Newly-opened galleries deal with topics as diverse as the Great Famine, Percy French and the Lords Farnham. Our temporary exhibition space plays host to visiting and currently relevant exhibitions, whilst our Eden Gallery is home to regular art shows given by local and national artists.
World War One Trench Experience and Exhibition Gallery.
Cavan County Museum is now home to the largest outdoor replica trench open to the public in Ireland and the UK. The Trench is becoming a must-see attraction for visitors since it opened in August 2014 and includes sound and visual effects to enhance the experience and educate visitors on life in the trenches in World War One. 
The trench, built to the specifications and manuals of the Irish Guards and used by the Royal Irish Fusiliers at the Battle of the Somme 1916 is over 350m long and includes frontline, communication and support trenches. Over 6000 sand bags were used in its construction.

Cavan County Museum is open year-round from Tuesday to Saturday, between the hours of 10am and 5pm. During the months of June, July, August, and September, the museum is also open on Sundays from 2pm until 5.30pm.

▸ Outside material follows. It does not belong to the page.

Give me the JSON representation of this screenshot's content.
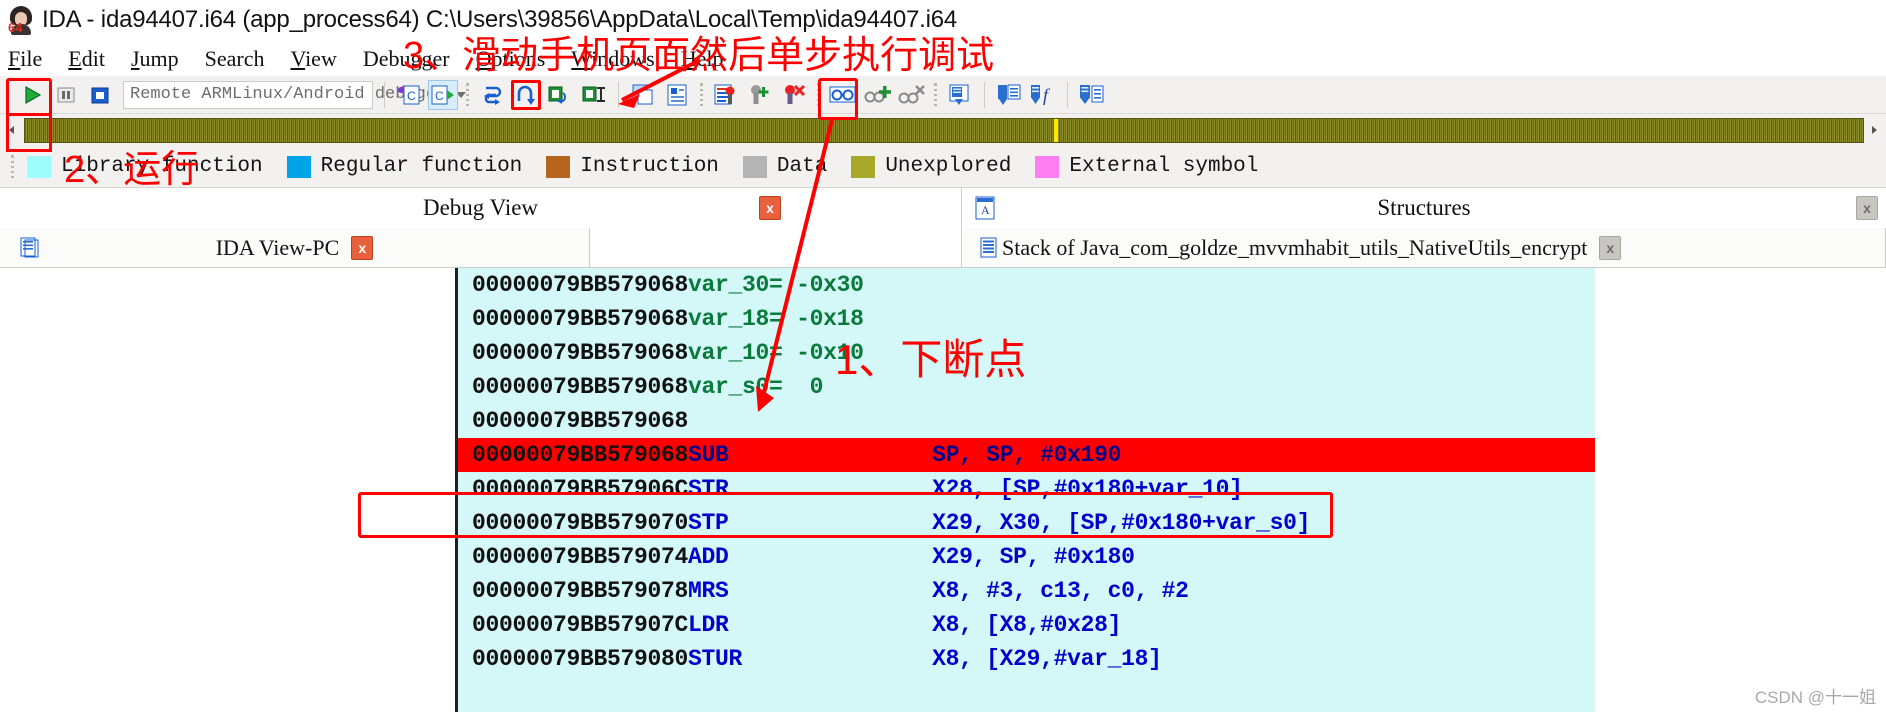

The Rath Church, Killeshandra, Co Cavan

Long before a town came into existence during the seventeenth century, a rath or ringfort occupied the site where the old church still stands. It is from this that the town takes its name Cill na Seanratha, meaning the Church of the old Rath or ringfort. The earliest church is recorded as being built here by Augustinian monks from the nearby Drumlane abbey, circa 1350 and was used by local people living around and about the area. Originally the church was likely a plain stone structure with small windows and surrounding graveyard, much like other early Irish churches in this region.
During the Plantation of Ulster local lands were granted to Scottish settlers led by Sir Alexander Hamilton, who's task it was to build a castle and create a town. This also included the old rath church which then became used by the Protestant planter families. As the town grew in population there was a need for a larger church building, so it was then that the Hamilton’s re-built the church to include a ‘T’ shaped transept and install larger windows in the gothic style. There is no exact date when this work was undertaken except that it took place after the death of Sir Charles Hamilton in 1688. It is recorded that several generations of Hamilton family are buried here and the heraldic coat of arms on the gable wall is that of Sir Charles Hamilton and his wife Catherine (nee Semple). Their son Sir Francis Hamilton is also buried here. There is a fine marble memorial erected in the existing Church of Ireland which was removed from the old church when a new church was built in 1842. After this time the roof of the old rath church was removed and the building left to decay.
The old graveyard continued to be used by local families of all denominations until quite recently and is presently cared for by members of the local community. The earliest grave markers date from 1696 and the graveyard is popular with overseas visitors searching for their Killeshandra ancestors


Drumlane Abbey

Sitting between Drumlane and Derrybrick Loughs, are the remains of a 6th Century monastery founded by St. Mogue, the Bishop of Ferns. The round tower is one of the most striking features of the site, standing over 11m high. Look for the carvings of birds on the external wall. The church features a number of interesting stone heads, one above the door in the west wall and another three on the external face of the east window. Near the church there are a series of earthworks, probably the remains of the 12th century Augustinian Priory.

Drumlane Abbey is one of the most beautiful historic sites in Cavan and is well worth a visit. The abbey is located about 1km outside Milltown. Coming from Belturbet, go through the village of Milltown. Just as you are rounding the bend to the right to leave the village, take a left, then immediately right. Follow the road for 1km to Drumlane Abbey.